**TO DO:**
Search the data for the word "view". Reproduce every line where it is found.

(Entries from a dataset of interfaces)
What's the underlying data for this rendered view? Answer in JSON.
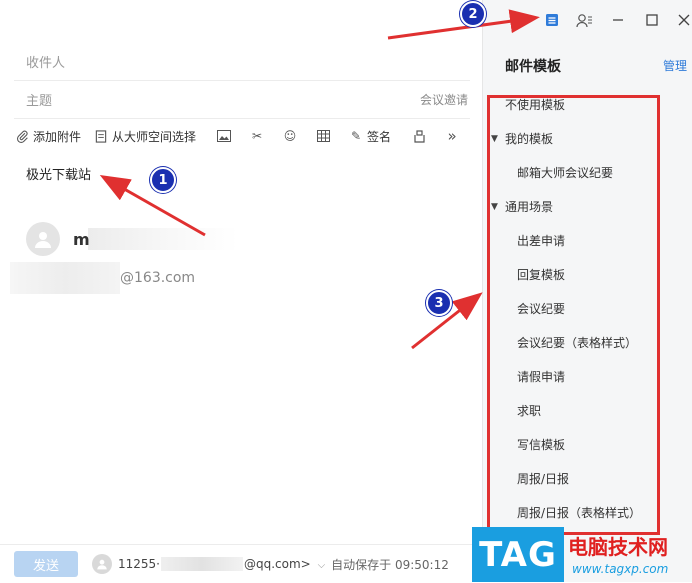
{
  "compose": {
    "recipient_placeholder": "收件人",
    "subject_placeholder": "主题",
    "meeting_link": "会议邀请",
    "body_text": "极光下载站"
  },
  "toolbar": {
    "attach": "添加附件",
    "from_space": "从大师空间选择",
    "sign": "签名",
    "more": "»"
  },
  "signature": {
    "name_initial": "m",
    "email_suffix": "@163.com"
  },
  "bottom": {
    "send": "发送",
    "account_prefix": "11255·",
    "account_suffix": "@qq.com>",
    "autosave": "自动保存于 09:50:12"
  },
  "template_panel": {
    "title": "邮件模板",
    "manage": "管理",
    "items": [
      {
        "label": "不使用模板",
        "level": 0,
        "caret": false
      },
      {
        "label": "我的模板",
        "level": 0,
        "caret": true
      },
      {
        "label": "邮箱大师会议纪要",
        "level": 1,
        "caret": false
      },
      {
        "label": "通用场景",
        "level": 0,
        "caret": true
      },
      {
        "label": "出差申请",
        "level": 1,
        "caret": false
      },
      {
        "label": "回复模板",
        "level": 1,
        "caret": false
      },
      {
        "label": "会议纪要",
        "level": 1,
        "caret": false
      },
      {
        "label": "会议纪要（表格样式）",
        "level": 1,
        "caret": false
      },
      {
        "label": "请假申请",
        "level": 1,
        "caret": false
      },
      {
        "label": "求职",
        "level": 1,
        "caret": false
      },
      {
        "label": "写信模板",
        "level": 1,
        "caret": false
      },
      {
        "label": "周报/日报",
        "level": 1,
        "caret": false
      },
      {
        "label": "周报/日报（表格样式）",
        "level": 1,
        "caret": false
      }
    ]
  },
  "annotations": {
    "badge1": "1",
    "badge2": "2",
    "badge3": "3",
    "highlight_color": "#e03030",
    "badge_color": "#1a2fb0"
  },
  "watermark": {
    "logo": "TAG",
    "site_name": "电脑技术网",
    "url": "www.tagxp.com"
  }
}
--
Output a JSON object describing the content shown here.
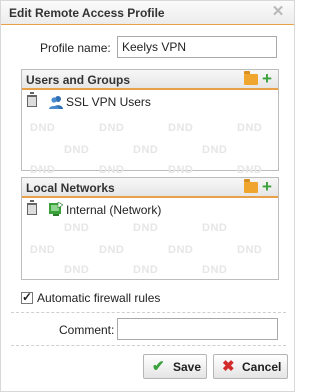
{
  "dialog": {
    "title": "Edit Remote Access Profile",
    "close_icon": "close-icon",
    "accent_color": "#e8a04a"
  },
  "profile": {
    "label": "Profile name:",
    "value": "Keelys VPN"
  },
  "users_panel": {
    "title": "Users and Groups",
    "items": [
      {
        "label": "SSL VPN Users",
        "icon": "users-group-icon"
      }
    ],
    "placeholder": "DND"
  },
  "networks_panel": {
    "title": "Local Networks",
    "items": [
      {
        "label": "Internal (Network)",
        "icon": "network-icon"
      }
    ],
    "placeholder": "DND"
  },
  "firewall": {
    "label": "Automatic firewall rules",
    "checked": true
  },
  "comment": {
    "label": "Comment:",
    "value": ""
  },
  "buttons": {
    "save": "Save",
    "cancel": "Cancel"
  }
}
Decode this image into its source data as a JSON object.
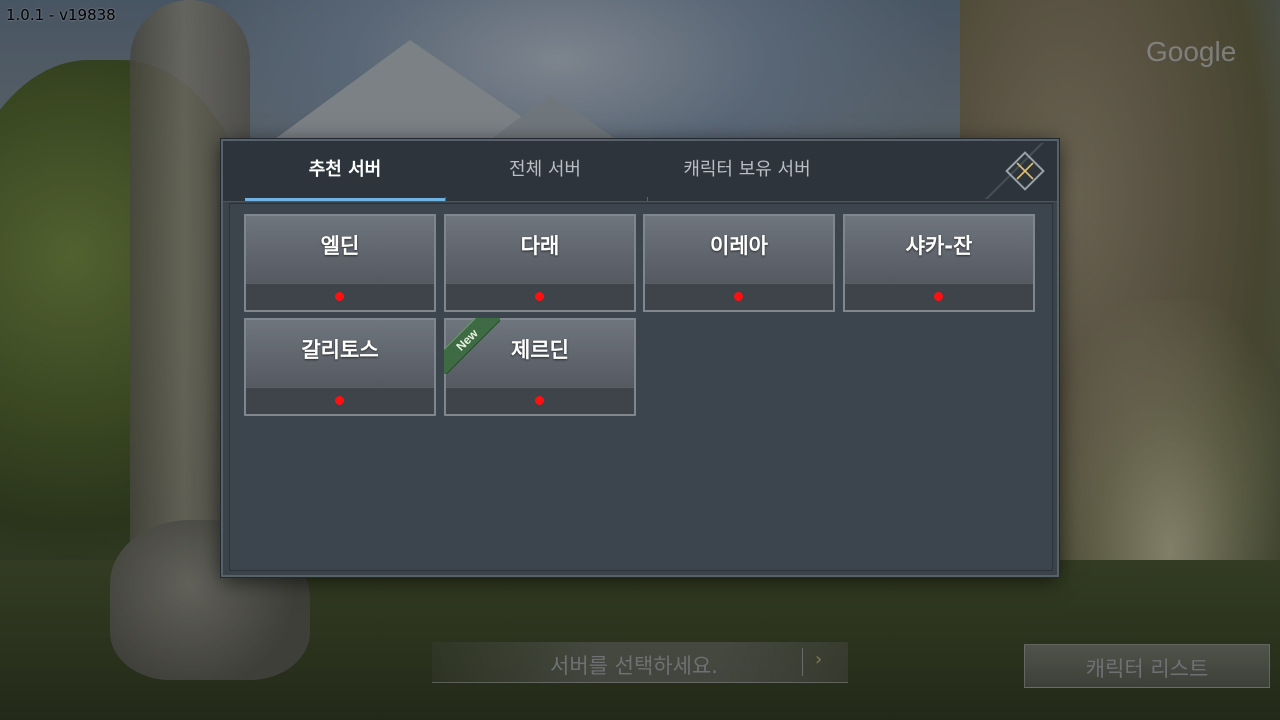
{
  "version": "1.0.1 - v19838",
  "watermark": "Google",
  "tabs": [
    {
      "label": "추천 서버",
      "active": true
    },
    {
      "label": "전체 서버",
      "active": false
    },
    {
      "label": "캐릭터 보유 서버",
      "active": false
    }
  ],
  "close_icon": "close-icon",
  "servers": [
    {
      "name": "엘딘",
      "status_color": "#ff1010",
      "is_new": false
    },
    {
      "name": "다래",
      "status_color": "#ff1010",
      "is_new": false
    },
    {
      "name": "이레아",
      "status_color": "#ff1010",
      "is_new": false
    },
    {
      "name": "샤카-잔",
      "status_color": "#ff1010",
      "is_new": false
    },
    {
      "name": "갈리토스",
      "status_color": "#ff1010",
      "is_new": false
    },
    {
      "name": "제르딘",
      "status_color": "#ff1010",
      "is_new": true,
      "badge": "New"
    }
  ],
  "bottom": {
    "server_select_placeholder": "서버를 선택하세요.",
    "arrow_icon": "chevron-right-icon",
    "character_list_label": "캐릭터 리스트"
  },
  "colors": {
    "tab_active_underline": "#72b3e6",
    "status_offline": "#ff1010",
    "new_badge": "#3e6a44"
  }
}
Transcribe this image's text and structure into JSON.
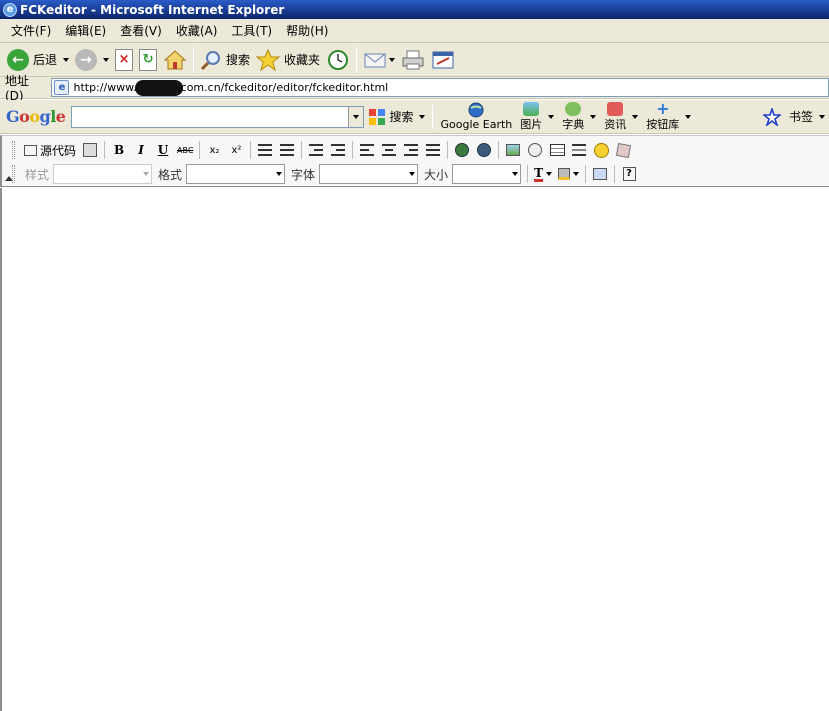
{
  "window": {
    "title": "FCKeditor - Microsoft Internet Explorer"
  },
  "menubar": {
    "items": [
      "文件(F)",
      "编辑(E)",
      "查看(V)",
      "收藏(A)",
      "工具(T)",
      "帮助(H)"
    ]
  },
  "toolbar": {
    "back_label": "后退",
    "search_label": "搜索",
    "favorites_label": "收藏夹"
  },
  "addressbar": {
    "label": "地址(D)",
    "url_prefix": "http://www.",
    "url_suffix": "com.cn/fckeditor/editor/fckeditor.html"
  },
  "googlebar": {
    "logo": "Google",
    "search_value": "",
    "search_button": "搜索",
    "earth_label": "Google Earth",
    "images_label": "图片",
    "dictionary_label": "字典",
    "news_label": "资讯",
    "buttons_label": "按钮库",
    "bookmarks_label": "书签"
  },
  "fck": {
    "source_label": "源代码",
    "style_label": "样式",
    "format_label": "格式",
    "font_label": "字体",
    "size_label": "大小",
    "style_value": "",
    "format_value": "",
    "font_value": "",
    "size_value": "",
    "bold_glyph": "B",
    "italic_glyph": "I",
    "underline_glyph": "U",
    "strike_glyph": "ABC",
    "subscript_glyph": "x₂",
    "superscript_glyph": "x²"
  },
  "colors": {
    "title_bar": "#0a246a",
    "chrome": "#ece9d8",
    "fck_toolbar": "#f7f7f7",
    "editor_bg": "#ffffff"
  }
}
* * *
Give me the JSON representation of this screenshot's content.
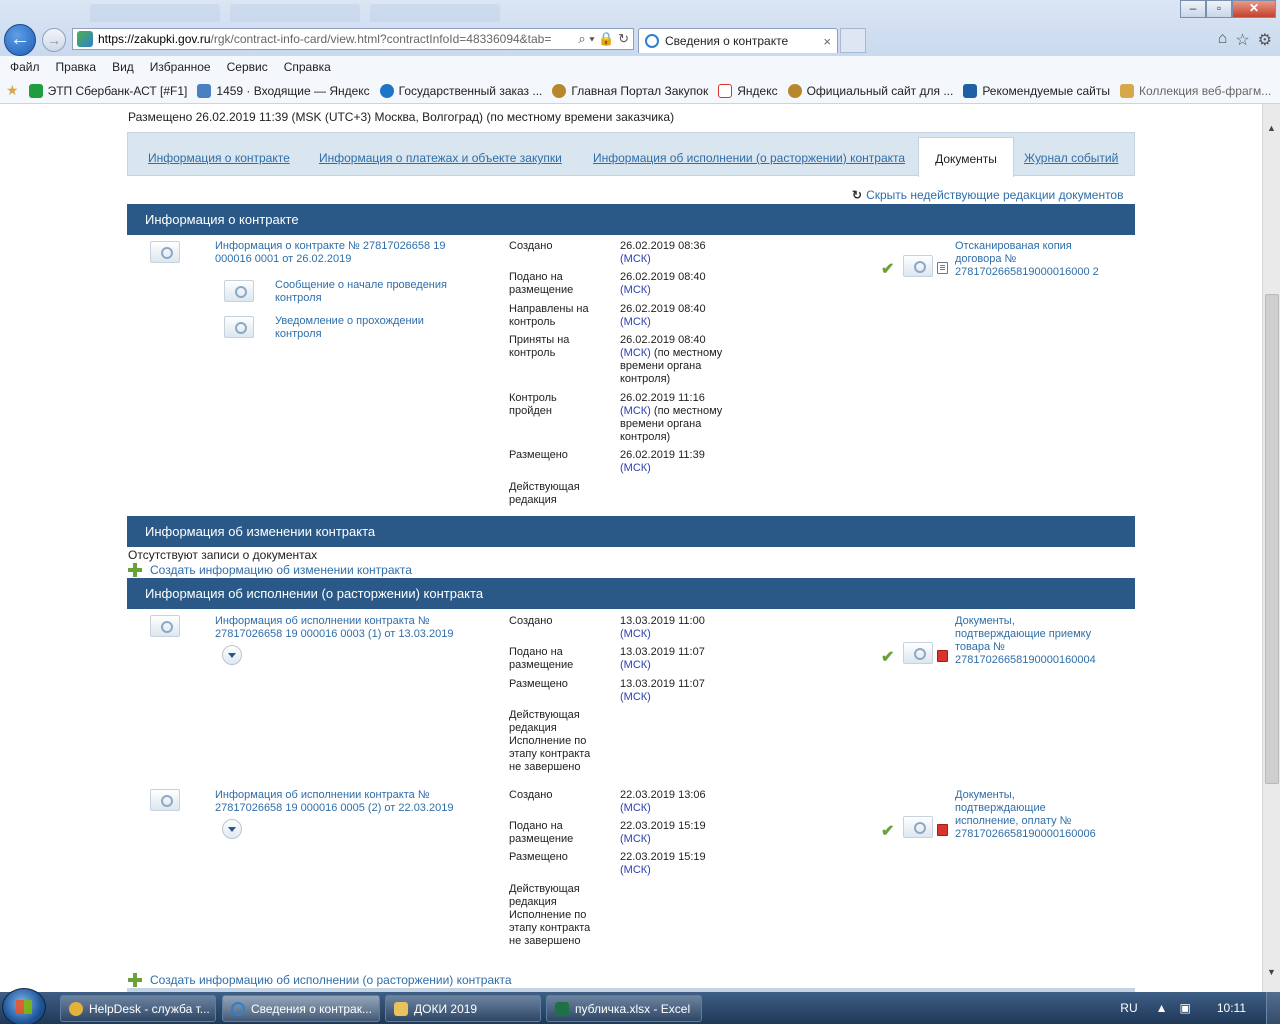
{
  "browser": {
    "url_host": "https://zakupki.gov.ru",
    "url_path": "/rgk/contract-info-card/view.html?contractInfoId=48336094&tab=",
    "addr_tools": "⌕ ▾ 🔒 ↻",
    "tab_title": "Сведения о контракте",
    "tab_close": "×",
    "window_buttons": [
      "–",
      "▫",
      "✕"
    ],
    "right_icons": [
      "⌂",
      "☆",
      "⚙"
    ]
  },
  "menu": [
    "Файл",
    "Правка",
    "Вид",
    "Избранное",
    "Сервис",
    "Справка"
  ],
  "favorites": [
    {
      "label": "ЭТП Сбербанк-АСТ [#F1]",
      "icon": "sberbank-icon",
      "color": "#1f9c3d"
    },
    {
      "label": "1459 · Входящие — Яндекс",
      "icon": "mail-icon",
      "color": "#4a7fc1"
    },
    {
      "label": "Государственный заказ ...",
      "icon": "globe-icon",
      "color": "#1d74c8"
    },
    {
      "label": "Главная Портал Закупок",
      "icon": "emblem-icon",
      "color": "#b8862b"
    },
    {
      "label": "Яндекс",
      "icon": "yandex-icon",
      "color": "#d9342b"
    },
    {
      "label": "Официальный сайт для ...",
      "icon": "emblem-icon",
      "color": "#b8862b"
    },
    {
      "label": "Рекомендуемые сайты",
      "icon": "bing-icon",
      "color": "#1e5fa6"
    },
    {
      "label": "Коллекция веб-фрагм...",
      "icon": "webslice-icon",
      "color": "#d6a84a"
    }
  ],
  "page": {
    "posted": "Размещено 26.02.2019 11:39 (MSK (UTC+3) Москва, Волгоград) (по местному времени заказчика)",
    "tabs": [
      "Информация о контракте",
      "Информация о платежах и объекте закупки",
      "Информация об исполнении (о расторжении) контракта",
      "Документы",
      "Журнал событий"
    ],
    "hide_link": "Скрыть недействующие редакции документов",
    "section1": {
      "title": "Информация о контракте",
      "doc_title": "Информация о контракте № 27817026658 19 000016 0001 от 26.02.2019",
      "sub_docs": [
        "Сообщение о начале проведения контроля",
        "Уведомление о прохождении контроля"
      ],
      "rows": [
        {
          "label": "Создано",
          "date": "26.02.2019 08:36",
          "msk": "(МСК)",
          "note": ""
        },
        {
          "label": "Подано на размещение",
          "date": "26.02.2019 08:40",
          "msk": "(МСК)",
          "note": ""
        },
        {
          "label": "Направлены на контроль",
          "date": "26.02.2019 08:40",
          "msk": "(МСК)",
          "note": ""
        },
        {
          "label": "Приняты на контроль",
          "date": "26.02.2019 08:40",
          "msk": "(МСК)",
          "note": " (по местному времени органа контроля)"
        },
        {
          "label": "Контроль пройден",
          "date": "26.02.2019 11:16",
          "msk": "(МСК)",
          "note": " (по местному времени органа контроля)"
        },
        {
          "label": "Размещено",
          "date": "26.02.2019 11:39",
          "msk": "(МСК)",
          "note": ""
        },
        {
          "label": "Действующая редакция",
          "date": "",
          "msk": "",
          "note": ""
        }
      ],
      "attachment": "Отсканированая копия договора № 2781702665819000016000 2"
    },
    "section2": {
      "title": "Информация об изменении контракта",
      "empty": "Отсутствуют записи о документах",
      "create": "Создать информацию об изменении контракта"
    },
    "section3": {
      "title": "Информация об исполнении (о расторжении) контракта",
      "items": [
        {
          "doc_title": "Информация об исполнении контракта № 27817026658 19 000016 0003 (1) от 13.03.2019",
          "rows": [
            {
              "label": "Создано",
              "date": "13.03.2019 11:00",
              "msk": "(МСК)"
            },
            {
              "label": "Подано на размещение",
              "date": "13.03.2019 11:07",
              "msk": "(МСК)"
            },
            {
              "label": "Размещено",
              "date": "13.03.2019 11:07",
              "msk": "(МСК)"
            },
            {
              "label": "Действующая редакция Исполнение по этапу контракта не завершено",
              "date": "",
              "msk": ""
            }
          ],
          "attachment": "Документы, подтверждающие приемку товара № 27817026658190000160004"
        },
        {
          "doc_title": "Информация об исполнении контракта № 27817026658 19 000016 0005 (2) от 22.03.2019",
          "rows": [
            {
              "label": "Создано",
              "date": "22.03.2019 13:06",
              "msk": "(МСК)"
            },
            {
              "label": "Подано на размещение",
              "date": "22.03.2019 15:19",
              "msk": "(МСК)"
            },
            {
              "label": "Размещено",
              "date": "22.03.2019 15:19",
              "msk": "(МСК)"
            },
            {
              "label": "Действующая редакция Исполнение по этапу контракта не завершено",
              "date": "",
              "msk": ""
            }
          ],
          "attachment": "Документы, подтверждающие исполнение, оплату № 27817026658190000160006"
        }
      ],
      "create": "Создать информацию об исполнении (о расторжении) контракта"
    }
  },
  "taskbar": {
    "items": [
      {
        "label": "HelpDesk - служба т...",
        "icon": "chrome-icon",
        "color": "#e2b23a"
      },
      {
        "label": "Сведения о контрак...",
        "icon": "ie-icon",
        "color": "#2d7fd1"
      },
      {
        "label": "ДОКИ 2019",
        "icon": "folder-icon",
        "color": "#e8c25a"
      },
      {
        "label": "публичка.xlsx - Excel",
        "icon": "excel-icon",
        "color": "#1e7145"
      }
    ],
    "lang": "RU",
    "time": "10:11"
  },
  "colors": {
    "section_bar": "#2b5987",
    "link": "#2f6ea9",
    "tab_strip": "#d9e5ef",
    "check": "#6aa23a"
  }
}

**EXERCISE RESULT:**
What's the underlying data for this rendered view? Answer in JSON.
    "url_path": "/rgk/contract-info-card/view.html?contractInfoId=48336094&tab=",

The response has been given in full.